> REQUIRED WORK
Pull out each line of the records holding the string "portrait".

> EXERCISE DATA
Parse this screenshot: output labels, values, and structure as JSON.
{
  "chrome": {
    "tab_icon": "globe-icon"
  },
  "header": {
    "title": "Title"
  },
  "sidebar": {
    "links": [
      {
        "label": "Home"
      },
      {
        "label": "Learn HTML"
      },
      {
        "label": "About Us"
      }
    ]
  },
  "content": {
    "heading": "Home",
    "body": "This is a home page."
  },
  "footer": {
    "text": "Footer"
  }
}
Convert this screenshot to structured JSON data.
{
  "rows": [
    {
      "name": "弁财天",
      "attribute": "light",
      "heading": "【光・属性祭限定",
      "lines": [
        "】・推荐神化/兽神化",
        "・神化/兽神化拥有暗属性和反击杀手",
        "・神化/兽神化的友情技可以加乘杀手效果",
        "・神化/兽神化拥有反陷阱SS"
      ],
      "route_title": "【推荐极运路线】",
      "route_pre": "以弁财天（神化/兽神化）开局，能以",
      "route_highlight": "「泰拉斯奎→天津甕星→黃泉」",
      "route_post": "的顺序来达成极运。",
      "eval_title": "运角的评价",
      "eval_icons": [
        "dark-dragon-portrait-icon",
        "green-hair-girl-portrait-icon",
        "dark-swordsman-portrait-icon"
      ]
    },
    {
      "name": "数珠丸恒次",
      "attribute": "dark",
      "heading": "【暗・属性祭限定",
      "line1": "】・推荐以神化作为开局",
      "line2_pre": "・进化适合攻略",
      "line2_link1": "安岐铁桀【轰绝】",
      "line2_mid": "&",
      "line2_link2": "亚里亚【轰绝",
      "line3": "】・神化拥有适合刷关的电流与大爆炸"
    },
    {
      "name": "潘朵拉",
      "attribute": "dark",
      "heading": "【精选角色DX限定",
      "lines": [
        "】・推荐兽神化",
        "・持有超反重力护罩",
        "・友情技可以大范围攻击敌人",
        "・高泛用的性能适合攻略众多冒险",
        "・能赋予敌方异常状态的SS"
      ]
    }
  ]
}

> RESPONSE BOX
        "dark-dragon-portrait-icon",
        "green-hair-girl-portrait-icon",
        "dark-swordsman-portrait-icon"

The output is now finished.